A study in whitewashing

A serene, fresh and uncluttered desk only seems possible if done in white, and so began my long hunt for a nicer surface to plonk a laptop and blog away. The criteria included: drawers along the top rather than down the side, less than $500, sleek but not space age to blend into an older home and, most importantly, white. Not one new desk was found that met all this criteria so the ebay search began. As is usually the case with auctions, items came, love blossomed and items were lost. Hope remained. If you're willing to pick up a paintbrush, there are greater options to be had, so the final criteria on colour was momentarily dropped in favour of a desk able to be painted (ie. wooden rather melamine). Eventually, the desk below was 'won'...
Then sanded... (thanks to the Mister and willing B-I-L, Quentin)
and a first coat applied...
and a second...
and finally, the third coat. Et voila!
Ever so slightly smaller than hoped, but so right in other ways. On the same weekend, the yellow chair got a third coat and the little chair got the full sand and paint treatment (see previous post for their before shots). It's starting to come together, no?

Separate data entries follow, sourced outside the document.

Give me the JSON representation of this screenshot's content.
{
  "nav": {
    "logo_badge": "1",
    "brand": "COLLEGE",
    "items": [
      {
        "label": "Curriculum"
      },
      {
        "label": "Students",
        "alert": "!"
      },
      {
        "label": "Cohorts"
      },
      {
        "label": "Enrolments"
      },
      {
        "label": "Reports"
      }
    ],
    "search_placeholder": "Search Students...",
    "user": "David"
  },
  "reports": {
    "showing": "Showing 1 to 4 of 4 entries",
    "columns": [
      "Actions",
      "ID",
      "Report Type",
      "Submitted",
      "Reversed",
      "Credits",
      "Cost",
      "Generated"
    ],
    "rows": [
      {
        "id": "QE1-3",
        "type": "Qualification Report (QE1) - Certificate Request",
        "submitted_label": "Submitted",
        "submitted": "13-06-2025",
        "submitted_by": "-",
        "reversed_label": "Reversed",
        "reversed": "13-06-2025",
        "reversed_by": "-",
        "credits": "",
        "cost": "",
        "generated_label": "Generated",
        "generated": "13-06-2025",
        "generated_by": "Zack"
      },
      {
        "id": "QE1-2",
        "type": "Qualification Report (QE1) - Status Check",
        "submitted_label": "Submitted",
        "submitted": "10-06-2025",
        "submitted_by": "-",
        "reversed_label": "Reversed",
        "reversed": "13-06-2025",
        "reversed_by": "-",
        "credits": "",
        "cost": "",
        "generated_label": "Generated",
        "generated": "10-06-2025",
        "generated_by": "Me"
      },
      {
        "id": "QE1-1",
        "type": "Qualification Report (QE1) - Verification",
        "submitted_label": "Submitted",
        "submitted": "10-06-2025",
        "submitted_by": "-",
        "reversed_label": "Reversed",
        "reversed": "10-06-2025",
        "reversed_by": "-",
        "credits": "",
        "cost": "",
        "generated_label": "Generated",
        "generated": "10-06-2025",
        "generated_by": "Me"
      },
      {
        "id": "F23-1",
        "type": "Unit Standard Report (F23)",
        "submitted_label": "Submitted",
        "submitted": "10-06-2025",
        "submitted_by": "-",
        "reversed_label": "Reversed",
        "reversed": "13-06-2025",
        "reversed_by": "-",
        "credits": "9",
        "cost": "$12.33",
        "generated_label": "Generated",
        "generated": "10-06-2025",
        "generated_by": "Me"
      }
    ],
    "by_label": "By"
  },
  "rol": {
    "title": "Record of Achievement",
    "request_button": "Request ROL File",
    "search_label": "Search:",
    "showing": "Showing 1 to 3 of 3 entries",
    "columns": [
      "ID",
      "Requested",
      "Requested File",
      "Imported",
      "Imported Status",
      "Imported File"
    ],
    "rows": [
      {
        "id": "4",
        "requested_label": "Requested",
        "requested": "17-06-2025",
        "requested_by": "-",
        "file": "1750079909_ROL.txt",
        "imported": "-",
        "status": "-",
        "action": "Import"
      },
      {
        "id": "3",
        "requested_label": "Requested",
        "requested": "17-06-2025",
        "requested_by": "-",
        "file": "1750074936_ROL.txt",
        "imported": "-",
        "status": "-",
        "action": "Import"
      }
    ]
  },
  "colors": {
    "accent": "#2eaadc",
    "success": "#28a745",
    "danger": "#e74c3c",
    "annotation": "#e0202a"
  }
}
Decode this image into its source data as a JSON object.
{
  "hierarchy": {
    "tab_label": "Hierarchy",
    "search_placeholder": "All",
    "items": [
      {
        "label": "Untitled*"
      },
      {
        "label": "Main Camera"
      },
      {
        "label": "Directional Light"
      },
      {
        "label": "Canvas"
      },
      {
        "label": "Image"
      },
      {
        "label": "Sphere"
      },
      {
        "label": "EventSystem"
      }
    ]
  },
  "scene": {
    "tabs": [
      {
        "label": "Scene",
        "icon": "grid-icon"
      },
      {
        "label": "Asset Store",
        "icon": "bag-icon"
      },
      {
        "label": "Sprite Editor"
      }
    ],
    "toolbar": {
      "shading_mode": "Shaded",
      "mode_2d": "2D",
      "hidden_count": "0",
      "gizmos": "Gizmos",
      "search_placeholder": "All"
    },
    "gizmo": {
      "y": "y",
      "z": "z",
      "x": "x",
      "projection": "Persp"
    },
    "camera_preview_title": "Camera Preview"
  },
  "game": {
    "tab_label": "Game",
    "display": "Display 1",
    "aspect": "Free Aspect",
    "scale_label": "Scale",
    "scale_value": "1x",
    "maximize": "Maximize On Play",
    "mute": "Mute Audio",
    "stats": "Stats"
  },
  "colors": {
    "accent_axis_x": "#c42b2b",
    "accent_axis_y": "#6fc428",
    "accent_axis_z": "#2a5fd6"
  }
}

The final cost for the desk came in at around $90, including paint for just under $30 and the other necessary bits and pieces like sandpaper, brush and drop sheet. It's history and journey to whiteness cannot be priced :) Nor can the sound of my heart singing as I spy it from the doorway. So tell me, could I have got a better desk for my buck?



Related Posts Plugin for WordPress, Blogger...